James Arkwright, from Morecambe, in Lancashire, the UK, has just secured his place in a prestigious international space competition, as he developed a rocket motor that can be fired safely, and observed from close range. The 25-year-old developed the educational tool as part of his university degree, and is now being asked to present his device in front of world-class scientists, at the International Astronautical Congress, to be held later this month in South Korea, AlphaGalileo reports.
The new motor is only half a meter tall, and is also portable. James developed it after studying aerospace engineering and astronautics for the past five years, at the Kingston University, in South West London. Experts believe that the instrument could be successfully used as an educational tool, to help students, academics and researchers in their quest for obtaining a deeper understanding of the mechanics involved in constructing a rocket.
Made entirely out of the carbon compound graphite, steel and acrylic, the motor can demonstrate to students (from school age to degree level), how fuel is burned inside the combustion chamber. The tool also allows the lookers to observe this phenomenon at close quarters, without the need for computer simulation. The viewers can experience first-hand the path that the fuel takes from the tanks to the exhaust pipe. The motor belongs to the hybrid rocket class, James says.
This new type of vehicles will in the near future be used for space tourism. They will be powered by nitrous oxide and acrylic – a common household plastic that will act as a solid fuel. The burning acrylic increases the pressure inside chamber, generating thrust. James explains, “It’s a bit like when you turn a hosepipe on and the force pushes back on your hand. The heat inside the rocket reaches approximately 3,000 degrees Celsius, so we’ve had to design something which can contain this heat and pass a number of safety tests.”
“Although many private companies carry out similar tests to the ones James has been doing, their results are often commercially sensitive and kept under lock and key.
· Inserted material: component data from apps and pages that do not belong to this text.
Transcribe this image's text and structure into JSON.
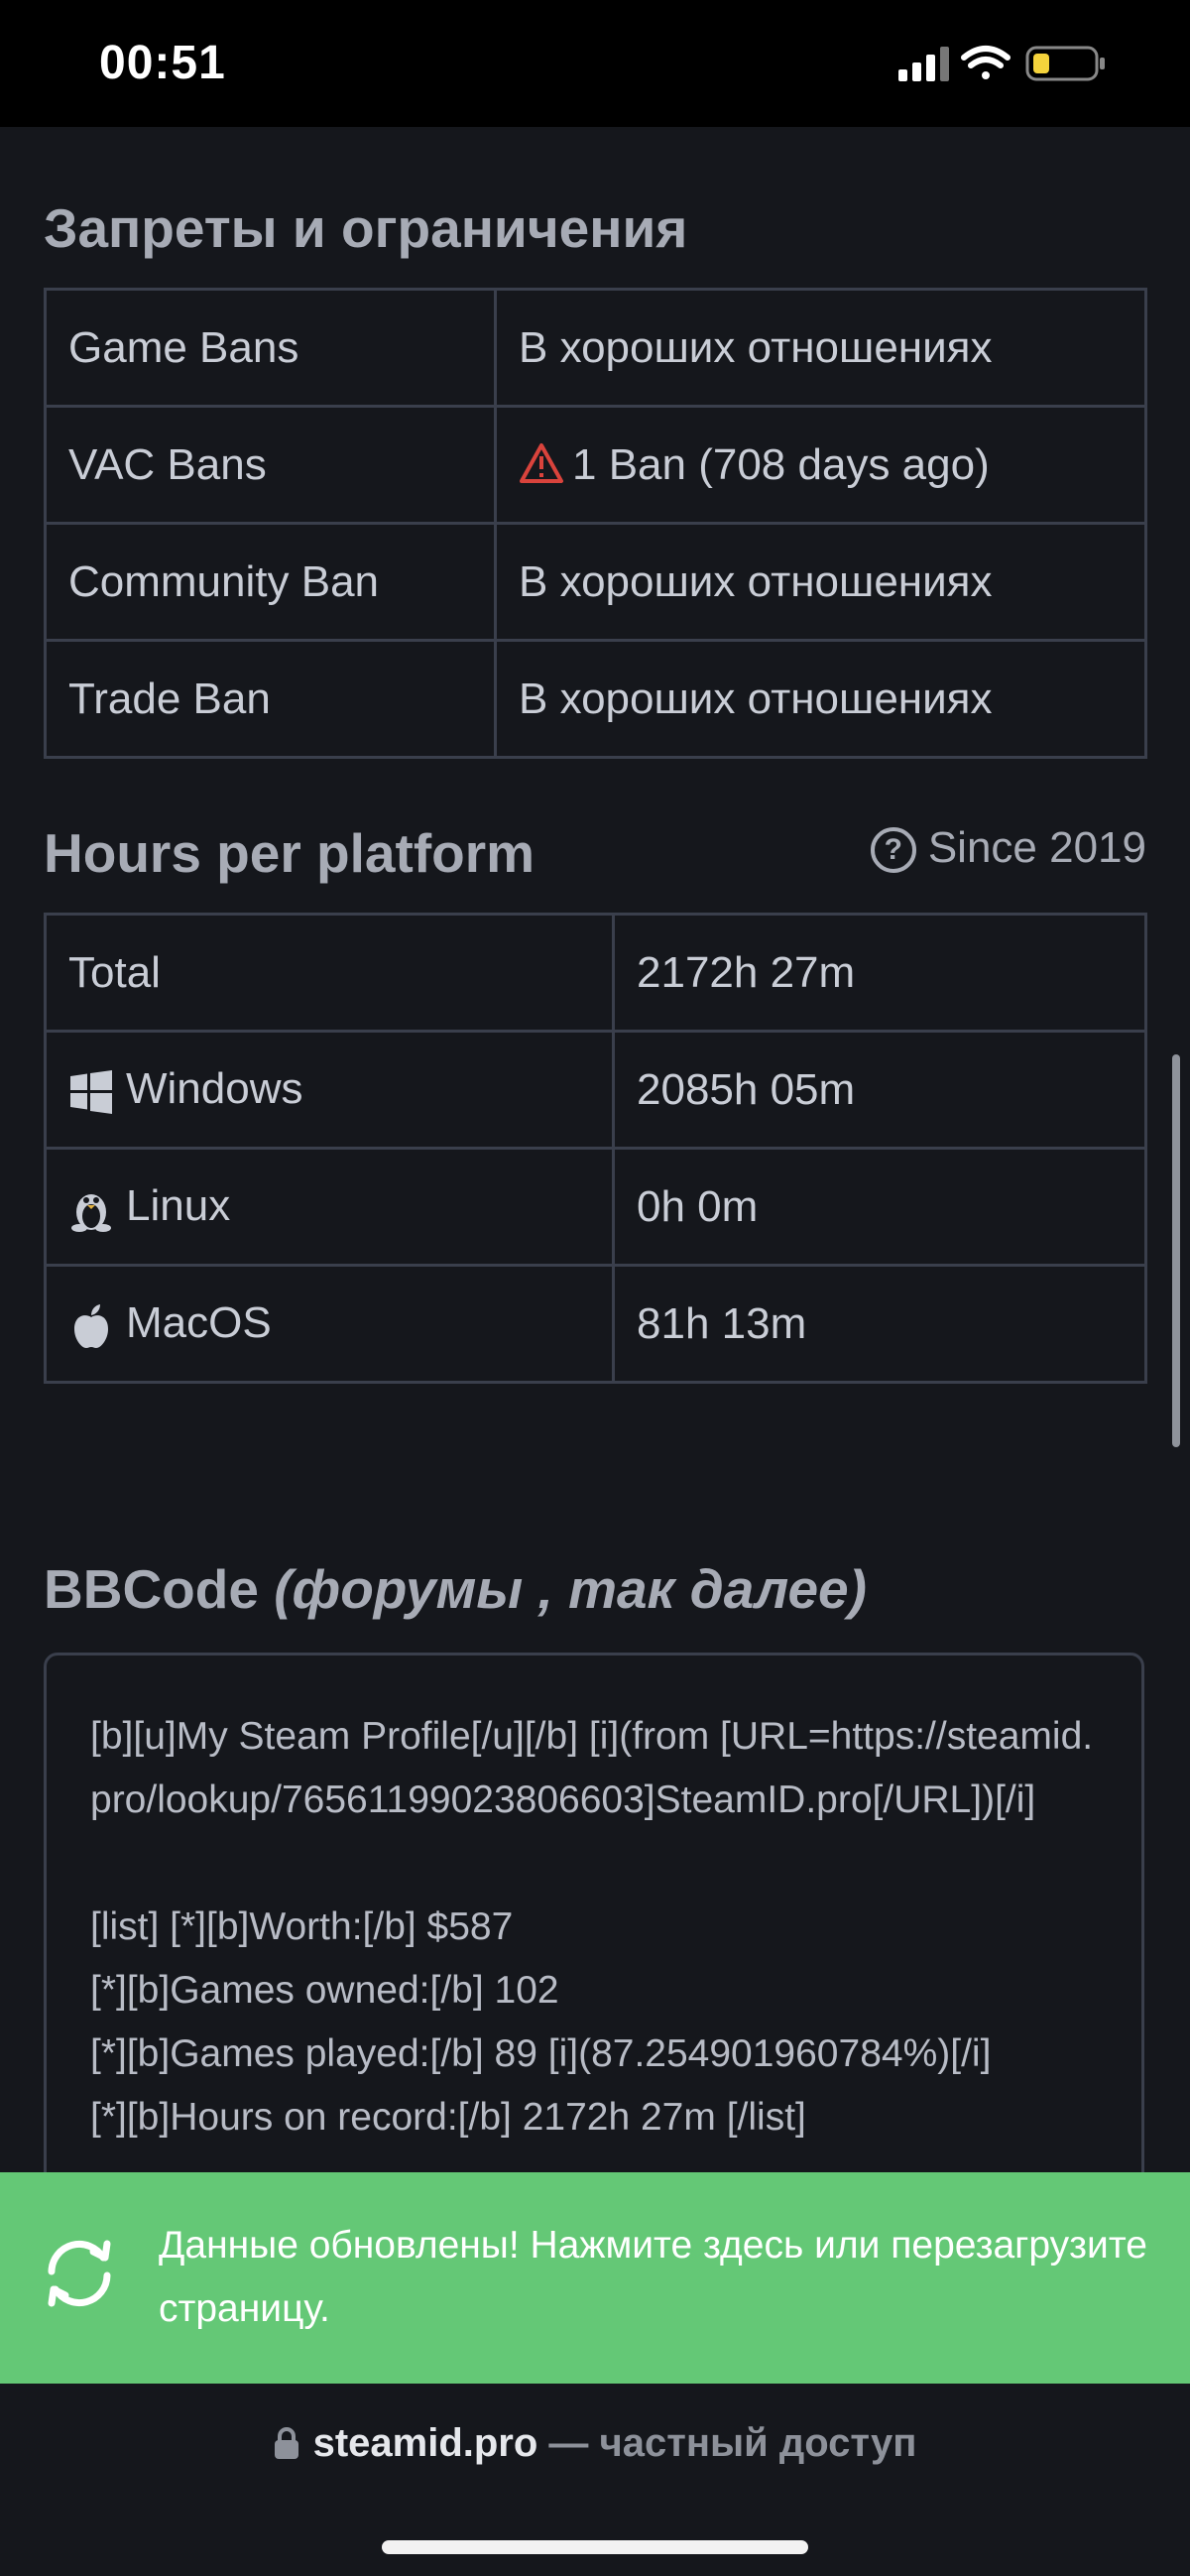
{
  "status_bar": {
    "time": "00:51"
  },
  "bans": {
    "title": "Запреты и ограничения",
    "rows": [
      {
        "label": "Game Bans",
        "value": "В хороших отношениях",
        "status": "good"
      },
      {
        "label": "VAC Bans",
        "value": "1 Ban (708 days ago)",
        "status": "bad"
      },
      {
        "label": "Community Ban",
        "value": "В хороших отношениях",
        "status": "good"
      },
      {
        "label": "Trade Ban",
        "value": "В хороших отношениях",
        "status": "good"
      }
    ]
  },
  "hours": {
    "title": "Hours per platform",
    "since": "Since 2019",
    "rows": [
      {
        "label": "Total",
        "value": "2172h 27m",
        "icon": ""
      },
      {
        "label": "Windows",
        "value": "2085h 05m",
        "icon": "windows-icon"
      },
      {
        "label": "Linux",
        "value": "0h 0m",
        "icon": "linux-icon"
      },
      {
        "label": "MacOS",
        "value": "81h 13m",
        "icon": "apple-icon"
      }
    ]
  },
  "bbcode": {
    "title_plain": "BBCode",
    "title_italic": "(форумы , так далее)",
    "text": "[b][u]My Steam Profile[/u][/b] [i](from [URL=https://steamid.pro/lookup/76561199023806603]SteamID.pro[/URL])[/i]\n\n[list] [*][b]Worth:[/b] $587\n[*][b]Games owned:[/b] 102\n[*][b]Games played:[/b] 89 [i](87.254901960784%)[/i]\n[*][b]Hours on record:[/b] 2172h 27m [/list]"
  },
  "toast": {
    "text": "Данные обновлены! Нажмите здесь или перезагрузите страницу."
  },
  "browser": {
    "domain": "steamid.pro",
    "separator": "—",
    "access": "частный доступ"
  },
  "colors": {
    "good": "#5fd15a",
    "bad": "#d9433c",
    "toast": "#64c876",
    "background": "#15171c"
  }
}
This means researchers can use it to monitor performance and analyze how different types of fuels perform. The motor will allow engineering students and researchers of the future [to] carry out tests which ultimately have the possibility to transform rocket design,” concludes Dr. Barnaby Osborne, who is a senior lecturer in aerospace engineering and astronautics at the university.
“James has done extremely well and follows in the footsteps of Kingston graduates who have gone on to great things in aerospace. Kingston University is continuing to produce high-caliber graduates who can compete on the world stage year after year,” adds Dr. Chris Welch, a principal lecturer in astronautics and space systems.